Currently in the United States, there is no overarching law that dictates what rights rapists have over children conceived from their attacks. The laws differ by states, falling into four general categories, according to the country’s largest anti-sexual violence organization, RAINN.
Here’s what it takes to cut off rapists’ rights in the United States*:
Requires Criminal Conviction
Alabama, Arizona, Arkansas, California, Delaware, Kentucky, Louisiana, Massachusetts, Missouri, Nebraska, Nevada, New Hampshire, New Jersey, New Mexico, New York, North Dakota, Ohio, Oregon, Rhode Island, South Carolina, Utah, Virginia, Washington, West Virginia, Wyoming
Exactly half of the states in the country require a criminal conviction for the rapist’s parental rights to be severed. Many of these 25 states require the conviction be made specifically for a certain sexual offense or degree of assault that led to the conception of the particular child.
Exceptions do occur in several states. Alabama, which previously protected rapists’ rights like Minnesota, just revised their laws with a new statute called Jessi’s Law, which went into effect in September 2019 and applies to cases of conviction of first-degree rape, first-degree sodomy and incest. In Arkansas, rights are severed immediately upon conviction with no option to petition, while in Delaware, criminal sentencing is required to rid of a rapist’s parental rights or else rebuttable presumption can be overcome.
In Nebraska, conviction must occur in the first degree for victims 14 or younger or in the second degree for victims 12 or younger and in New Hampshire, a conviction or a fact-finding hearing with proof “beyond a reasonable doubt” that the act led to the child’s conception can also count.
Over in New Jersey, there is rebuttable presumption that perpetrators shouldn’t be given rights or visitation but that can be overturned if it’s in the best interest of the child, as shown with clear and convincing evidence. New York also creates a rebuttable presumption but applies only to rape in the first or second degree, sexual misconduct against a child in the first degree or a predatory sexual assault against a child.
Requires Clear and Convincing Evidence (CCE)
Alaska, Colorado, Connecticut, Florida, Georgia, Hawaii, Idaho, Indiana, Iowa, Kansas, Maine, Mississippi, North Carolina, Pennsylvania, Oklahoma, South Dakota, Tennessee, Texas, Washington, D.C.
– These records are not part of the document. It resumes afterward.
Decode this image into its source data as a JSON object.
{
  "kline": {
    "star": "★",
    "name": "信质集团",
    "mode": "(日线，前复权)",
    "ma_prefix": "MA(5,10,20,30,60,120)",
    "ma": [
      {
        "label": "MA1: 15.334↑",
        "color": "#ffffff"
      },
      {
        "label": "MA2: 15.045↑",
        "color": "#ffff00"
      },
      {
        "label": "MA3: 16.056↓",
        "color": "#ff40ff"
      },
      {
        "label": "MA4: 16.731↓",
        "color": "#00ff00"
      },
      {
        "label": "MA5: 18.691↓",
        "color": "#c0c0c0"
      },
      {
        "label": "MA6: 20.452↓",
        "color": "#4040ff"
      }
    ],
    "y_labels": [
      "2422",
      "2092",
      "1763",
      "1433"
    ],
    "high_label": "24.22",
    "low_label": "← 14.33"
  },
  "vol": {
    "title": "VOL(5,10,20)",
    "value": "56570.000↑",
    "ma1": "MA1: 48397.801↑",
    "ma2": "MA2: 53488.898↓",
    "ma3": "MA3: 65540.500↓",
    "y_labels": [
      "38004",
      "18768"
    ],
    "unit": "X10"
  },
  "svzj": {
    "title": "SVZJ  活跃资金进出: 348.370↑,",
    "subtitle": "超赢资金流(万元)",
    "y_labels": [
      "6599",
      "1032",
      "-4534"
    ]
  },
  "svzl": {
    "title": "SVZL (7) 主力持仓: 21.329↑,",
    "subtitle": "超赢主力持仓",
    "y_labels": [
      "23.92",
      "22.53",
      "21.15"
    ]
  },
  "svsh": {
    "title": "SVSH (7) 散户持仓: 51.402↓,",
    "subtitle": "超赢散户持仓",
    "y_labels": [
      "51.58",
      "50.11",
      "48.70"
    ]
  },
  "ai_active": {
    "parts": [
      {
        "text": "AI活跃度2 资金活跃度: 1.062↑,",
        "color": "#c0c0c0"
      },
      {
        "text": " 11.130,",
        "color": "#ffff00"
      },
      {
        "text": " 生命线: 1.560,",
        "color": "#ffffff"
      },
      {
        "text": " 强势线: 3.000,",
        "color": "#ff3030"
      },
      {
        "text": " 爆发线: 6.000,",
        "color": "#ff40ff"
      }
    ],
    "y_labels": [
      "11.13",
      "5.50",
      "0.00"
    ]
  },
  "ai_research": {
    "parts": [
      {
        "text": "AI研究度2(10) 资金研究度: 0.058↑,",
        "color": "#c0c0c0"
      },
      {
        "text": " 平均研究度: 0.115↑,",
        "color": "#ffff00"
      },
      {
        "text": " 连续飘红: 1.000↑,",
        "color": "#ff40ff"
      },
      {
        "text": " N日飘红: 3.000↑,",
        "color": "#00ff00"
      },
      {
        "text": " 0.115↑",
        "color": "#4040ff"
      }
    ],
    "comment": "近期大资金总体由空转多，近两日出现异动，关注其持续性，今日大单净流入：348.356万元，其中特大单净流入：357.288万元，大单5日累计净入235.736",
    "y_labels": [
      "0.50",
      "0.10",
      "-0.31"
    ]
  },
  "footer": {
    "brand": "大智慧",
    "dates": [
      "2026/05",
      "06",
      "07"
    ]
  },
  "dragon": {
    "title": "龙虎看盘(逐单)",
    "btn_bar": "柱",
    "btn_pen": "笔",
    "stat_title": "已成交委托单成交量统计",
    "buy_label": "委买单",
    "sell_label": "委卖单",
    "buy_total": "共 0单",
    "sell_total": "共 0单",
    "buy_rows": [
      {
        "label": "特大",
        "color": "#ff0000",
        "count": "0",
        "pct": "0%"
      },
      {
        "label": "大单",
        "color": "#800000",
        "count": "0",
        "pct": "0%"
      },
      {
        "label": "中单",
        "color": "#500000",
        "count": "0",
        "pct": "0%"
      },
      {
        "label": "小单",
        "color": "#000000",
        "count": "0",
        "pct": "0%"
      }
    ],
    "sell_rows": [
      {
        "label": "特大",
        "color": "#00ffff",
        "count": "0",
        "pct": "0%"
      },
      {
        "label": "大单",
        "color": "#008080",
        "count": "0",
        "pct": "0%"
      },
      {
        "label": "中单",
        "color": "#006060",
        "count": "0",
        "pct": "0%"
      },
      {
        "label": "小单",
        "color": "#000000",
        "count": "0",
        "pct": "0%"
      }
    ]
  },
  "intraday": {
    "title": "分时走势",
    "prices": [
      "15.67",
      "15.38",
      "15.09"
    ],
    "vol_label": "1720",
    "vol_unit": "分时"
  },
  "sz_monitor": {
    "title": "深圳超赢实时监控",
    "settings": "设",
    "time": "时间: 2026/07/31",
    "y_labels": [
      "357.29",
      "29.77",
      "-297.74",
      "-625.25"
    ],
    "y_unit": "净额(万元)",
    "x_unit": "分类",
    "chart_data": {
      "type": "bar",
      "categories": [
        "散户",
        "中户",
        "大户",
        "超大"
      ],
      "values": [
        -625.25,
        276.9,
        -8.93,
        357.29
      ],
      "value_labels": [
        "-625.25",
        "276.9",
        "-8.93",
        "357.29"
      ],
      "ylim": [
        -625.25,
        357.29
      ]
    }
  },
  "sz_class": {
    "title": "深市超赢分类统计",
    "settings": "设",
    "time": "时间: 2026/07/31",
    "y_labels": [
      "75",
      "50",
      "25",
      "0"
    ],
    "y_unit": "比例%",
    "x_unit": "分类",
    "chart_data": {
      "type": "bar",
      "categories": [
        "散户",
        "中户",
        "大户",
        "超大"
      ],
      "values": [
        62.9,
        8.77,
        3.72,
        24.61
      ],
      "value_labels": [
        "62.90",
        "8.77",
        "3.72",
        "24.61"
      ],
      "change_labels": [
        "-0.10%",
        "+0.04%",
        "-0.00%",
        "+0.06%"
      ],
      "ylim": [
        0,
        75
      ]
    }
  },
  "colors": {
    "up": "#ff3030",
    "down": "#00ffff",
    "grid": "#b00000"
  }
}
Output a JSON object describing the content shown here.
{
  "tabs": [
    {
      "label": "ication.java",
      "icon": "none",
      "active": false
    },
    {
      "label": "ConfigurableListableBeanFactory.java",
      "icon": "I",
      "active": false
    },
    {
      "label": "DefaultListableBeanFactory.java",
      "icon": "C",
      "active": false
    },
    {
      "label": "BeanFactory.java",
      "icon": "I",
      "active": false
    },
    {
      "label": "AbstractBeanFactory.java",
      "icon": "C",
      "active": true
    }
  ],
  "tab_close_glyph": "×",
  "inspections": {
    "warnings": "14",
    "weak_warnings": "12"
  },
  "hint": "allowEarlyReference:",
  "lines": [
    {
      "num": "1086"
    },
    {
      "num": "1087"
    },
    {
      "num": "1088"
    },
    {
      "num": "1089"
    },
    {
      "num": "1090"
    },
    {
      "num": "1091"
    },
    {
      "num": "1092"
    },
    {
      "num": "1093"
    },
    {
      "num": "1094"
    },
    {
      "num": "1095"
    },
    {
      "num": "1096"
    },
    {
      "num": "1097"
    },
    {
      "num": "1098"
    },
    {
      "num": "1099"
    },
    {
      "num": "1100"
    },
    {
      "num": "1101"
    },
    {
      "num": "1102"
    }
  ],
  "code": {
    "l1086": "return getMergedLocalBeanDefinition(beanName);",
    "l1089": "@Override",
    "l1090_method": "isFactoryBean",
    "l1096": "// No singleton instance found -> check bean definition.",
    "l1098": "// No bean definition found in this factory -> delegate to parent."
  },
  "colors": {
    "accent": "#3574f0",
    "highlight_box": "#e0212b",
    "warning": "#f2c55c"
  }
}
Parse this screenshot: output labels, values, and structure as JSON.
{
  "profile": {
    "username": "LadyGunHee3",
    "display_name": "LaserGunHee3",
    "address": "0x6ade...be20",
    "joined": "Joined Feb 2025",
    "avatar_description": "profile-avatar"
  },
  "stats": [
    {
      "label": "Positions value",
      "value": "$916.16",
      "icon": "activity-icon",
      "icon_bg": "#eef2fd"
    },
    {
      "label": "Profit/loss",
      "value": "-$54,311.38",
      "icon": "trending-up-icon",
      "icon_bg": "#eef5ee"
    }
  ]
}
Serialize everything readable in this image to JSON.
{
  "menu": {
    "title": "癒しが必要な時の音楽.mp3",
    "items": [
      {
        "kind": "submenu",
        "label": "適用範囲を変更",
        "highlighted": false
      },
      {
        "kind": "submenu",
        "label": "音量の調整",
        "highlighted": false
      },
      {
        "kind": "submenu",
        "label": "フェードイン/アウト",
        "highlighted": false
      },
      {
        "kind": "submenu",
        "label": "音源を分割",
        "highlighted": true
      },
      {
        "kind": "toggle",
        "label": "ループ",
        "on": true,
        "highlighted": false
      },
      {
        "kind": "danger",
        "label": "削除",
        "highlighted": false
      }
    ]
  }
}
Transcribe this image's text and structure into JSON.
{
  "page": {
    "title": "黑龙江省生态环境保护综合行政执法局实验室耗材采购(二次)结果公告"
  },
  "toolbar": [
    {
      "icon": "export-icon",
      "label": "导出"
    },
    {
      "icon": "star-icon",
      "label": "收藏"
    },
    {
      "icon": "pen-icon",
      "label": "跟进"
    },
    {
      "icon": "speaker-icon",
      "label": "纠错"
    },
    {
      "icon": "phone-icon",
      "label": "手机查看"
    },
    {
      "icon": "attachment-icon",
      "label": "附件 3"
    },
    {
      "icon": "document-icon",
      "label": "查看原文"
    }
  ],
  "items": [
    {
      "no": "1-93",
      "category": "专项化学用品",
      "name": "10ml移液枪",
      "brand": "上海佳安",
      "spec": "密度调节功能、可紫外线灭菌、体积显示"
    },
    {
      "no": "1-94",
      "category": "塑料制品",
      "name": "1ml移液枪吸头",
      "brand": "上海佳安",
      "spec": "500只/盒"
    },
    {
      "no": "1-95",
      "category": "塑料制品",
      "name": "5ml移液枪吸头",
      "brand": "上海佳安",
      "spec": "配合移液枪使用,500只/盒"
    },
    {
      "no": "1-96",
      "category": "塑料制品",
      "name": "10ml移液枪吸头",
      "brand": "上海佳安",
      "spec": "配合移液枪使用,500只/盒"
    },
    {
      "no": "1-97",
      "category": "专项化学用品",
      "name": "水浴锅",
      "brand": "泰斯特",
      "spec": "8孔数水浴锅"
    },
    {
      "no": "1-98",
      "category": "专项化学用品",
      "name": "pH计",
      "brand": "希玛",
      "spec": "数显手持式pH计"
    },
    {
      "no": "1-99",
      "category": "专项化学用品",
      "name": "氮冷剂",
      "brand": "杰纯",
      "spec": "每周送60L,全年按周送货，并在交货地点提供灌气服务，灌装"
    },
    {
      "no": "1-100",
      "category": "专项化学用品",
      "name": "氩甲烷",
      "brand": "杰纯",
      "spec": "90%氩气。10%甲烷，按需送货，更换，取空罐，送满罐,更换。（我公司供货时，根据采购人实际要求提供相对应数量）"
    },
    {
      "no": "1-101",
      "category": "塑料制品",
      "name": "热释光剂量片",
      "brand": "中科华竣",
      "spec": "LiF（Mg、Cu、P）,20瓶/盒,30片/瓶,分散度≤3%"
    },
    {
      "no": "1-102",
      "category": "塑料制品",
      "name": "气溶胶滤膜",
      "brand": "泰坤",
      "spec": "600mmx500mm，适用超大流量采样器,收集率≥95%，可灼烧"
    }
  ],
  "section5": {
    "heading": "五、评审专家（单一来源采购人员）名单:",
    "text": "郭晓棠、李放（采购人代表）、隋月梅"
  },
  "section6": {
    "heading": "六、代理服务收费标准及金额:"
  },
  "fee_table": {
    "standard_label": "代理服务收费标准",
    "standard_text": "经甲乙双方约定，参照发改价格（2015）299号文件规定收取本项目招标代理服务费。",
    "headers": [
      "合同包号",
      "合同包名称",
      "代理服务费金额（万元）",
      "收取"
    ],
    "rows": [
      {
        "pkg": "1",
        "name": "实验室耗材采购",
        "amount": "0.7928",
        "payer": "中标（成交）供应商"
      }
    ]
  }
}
In these 18 states, plus the District of Columbia, proof of “clear and convincing evidence” that shows the rape led to the child in question can cease the rapist’s parental rights. The one exception is Colorado, where rapes that happened before 2013 require a conviction.
Requires Criminal Conviction or Clear and Convincing Evidence
llinois, Maryland, Michigan, Montana, Vermont, Wisconsin
Either a conviction or CCE in these six states can terminate the custodial rights of the rapist to the child in question.
No Legal Provision
The only state in the nation where rapists retain parental rights is Minnesota. While efforts have been made to change the law, as of December 2019, it remains the sole state without any ability to cut ties off altogether.
*As of January 2020. SOURCE: RAINN